Companies that design will always need 2D CAD drafting. Graebert and its partners including Dassault and its SolidWorks division intend to see that there are plenty of options on the market.
Dassault Systémes and its SolidWorks division weren’t the only CAD companies exhibiting at SolidWorks World 2011. Longtime developer Graebert also made the scene. One year ago, Graebert debuted ARES based on an updated CAD engine that supports the AutoCAD native format DWG (via the ODA’s Teigha for DWG). Graebert CEO Wilfried Graebert tells us Ares has been a hit in the Mac market where users have been crying out in the wilderness for a 2D CAD product on the level of AutoCAD and AutoCAD LT. And, on the heels of Ares came DraftSight, a free 2D CAD product carrying the Dassault brand.
Graebert has collaborated with Dassault Systémes to create DraftSight, a 2D CAD tool distributed free on Dassault and SolidWorks web sites. According to the companies, DraftSight has been downloaded 300,000 times. While it is true that people will download anything if it’s free, Graebert says Dassault is very happy with what they’re seeing at customer sites. DraftSight is “cleaning up” customer sites where there were random installations of AutoCAD to handle the 2D files that are part of design and documentation.
Dassault is also offering an enterprise version of DraftSight that includes services and maintenance for a fee. True to its name the enterprise version is available for up to five people and includes additional features including support via web, email, and phone, network licensing, LISP, remote desktop sharing, and services via an online community. The enterprise version is available for $250 a year.
At SolidWorks World 2011 Graebert announced the next step.

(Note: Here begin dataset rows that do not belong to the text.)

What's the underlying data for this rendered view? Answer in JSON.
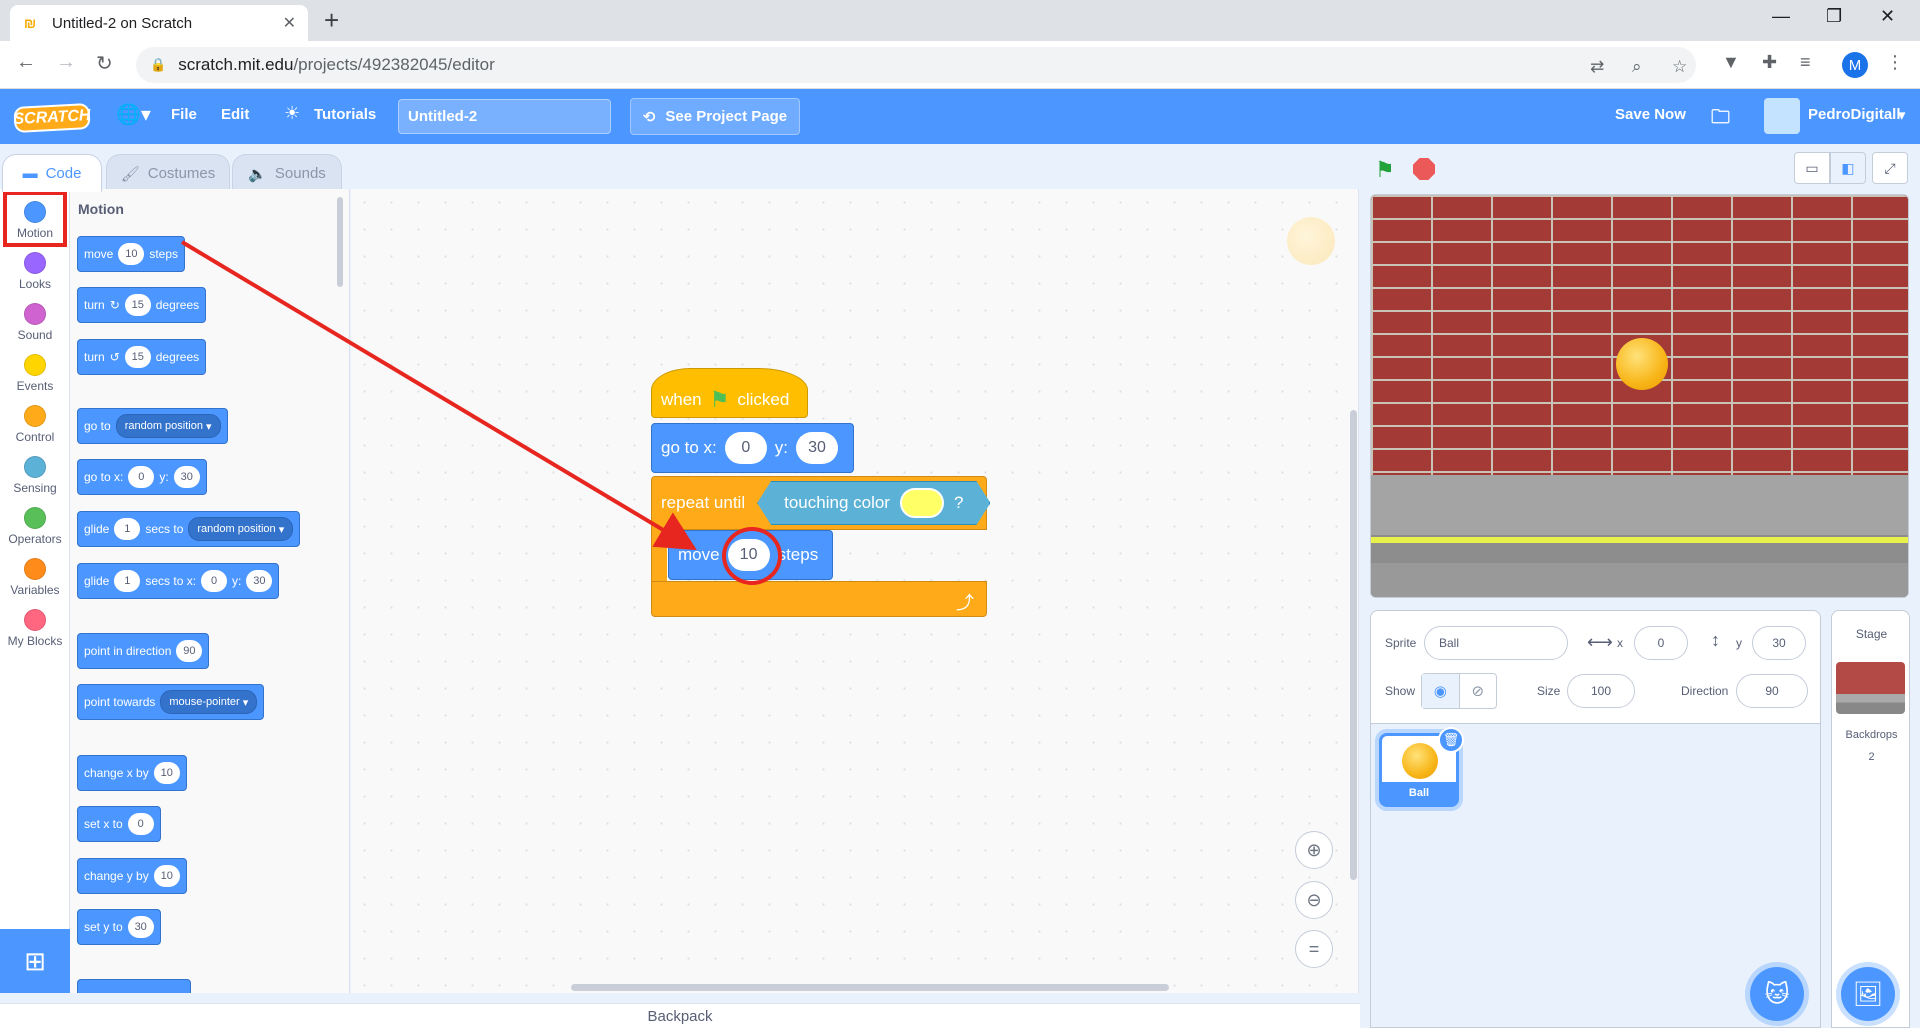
{
  "browser": {
    "tab_title": "Untitled-2 on Scratch",
    "url_host": "scratch.mit.edu",
    "url_path": "/projects/492382045/editor",
    "profile_initial": "M"
  },
  "menu": {
    "logo": "SCRATCH",
    "file": "File",
    "edit": "Edit",
    "tutorials": "Tutorials",
    "project_title": "Untitled-2",
    "see_project_page": "See Project Page",
    "save_now": "Save Now",
    "username": "PedroDigitall"
  },
  "editor_tabs": {
    "code": "Code",
    "costumes": "Costumes",
    "sounds": "Sounds"
  },
  "categories": [
    {
      "label": "Motion",
      "color": "#4c97ff"
    },
    {
      "label": "Looks",
      "color": "#9966ff"
    },
    {
      "label": "Sound",
      "color": "#cf63cf"
    },
    {
      "label": "Events",
      "color": "#ffd500"
    },
    {
      "label": "Control",
      "color": "#ffab19"
    },
    {
      "label": "Sensing",
      "color": "#5cb1d6"
    },
    {
      "label": "Operators",
      "color": "#59c059"
    },
    {
      "label": "Variables",
      "color": "#ff8c1a"
    },
    {
      "label": "My Blocks",
      "color": "#ff6680"
    }
  ],
  "palette": {
    "title": "Motion",
    "move": {
      "a": "move",
      "v": "10",
      "b": "steps"
    },
    "turn_cw": {
      "a": "turn",
      "v": "15",
      "b": "degrees"
    },
    "turn_ccw": {
      "a": "turn",
      "v": "15",
      "b": "degrees"
    },
    "goto": {
      "a": "go to",
      "dd": "random position"
    },
    "gotoxy": {
      "a": "go to x:",
      "x": "0",
      "b": "y:",
      "y": "30"
    },
    "glide1": {
      "a": "glide",
      "v": "1",
      "b": "secs to",
      "dd": "random position"
    },
    "glide2": {
      "a": "glide",
      "v": "1",
      "b": "secs to x:",
      "x": "0",
      "c": "y:",
      "y": "30"
    },
    "point_dir": {
      "a": "point in direction",
      "v": "90"
    },
    "point_towards": {
      "a": "point towards",
      "dd": "mouse-pointer"
    },
    "change_x": {
      "a": "change x by",
      "v": "10"
    },
    "set_x": {
      "a": "set x to",
      "v": "0"
    },
    "change_y": {
      "a": "change y by",
      "v": "10"
    },
    "set_y": {
      "a": "set y to",
      "v": "30"
    }
  },
  "script": {
    "when": "when",
    "clicked": "clicked",
    "goto_label": "go to x:",
    "goto_x": "0",
    "goto_y_label": "y:",
    "goto_y": "30",
    "repeat_until": "repeat until",
    "touching_color": "touching color",
    "question": "?",
    "touch_color": "#ffff66",
    "move": "move",
    "move_value": "10",
    "steps": "steps"
  },
  "backpack": "Backpack",
  "sprite_info": {
    "sprite_label": "Sprite",
    "sprite_name": "Ball",
    "x_label": "x",
    "x": "0",
    "y_label": "y",
    "y": "30",
    "show_label": "Show",
    "size_label": "Size",
    "size": "100",
    "direction_label": "Direction",
    "direction": "90"
  },
  "sprites": [
    {
      "name": "Ball"
    }
  ],
  "stage_pane": {
    "title": "Stage",
    "backdrops_label": "Backdrops",
    "backdrops_count": "2"
  }
}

The company will open an online store for add-on products. Graebert is calling all developers to get their apps ready in time for the expected launch of the Graebert Market for Draftsight in April. This latest spin on the “app store” idea will allow developers to promote, demonstrate, and sell their wares. Graebert is offering a developers’ kit so developers can get started and the Graebert team tells us that there are already several developers hard at work getting ready for the store’s grand opening.
The Developers’ Kit includes LISP functionality; routines will run in the free DraftSight edition provided they are approved and digitally signed by Graebert Market. In other words, the only way to sell a plug-in that works with the free version of DraftSight is through the Graebert store. The Graebert Developer Studio also has support for C++. All DraftSight plug-ins will be sold through the DraftSight store and developers will share revenue with Graebert. The going rate is 25%.
What do we think?
Time after time companies have mounted an attack on Autodesk’s entrenched position with AutoCAD and AutoCAD LT. Many of them have been by very good companies with good products and many of them are still out there in the market with their loyal base of users. They don’t win, but they chip away at Autodesk’s large base. The challengers will always have a problem when it comes to absolute compatibility. And, if that is the case, money really doesn’t matter.
On the other hand, there’s a nice big bunch of price sensitive users who need some compatibility with Autodesk’s native DWG, and what they really miss is the extensibility of AutoCAD and the wealth of add-on products. Graebert is there for them; Wilfried Graebert was building add-on products for AutoCAD using a CAD engine the company developed called FelixCAD. And, as a matter of fact, FelixCAD LT is still available for free from the Graebert website.
Graebert is making deals with other companies for 2D CAD products based on their current CAD engine. It looks like a new era of CAD clones is being born. Graebert’s products work on Windows as well as the Mac and they’re localized in 13 languages.
People who are looking for professional 2D CAD drafting are going to have plenty of options, including free.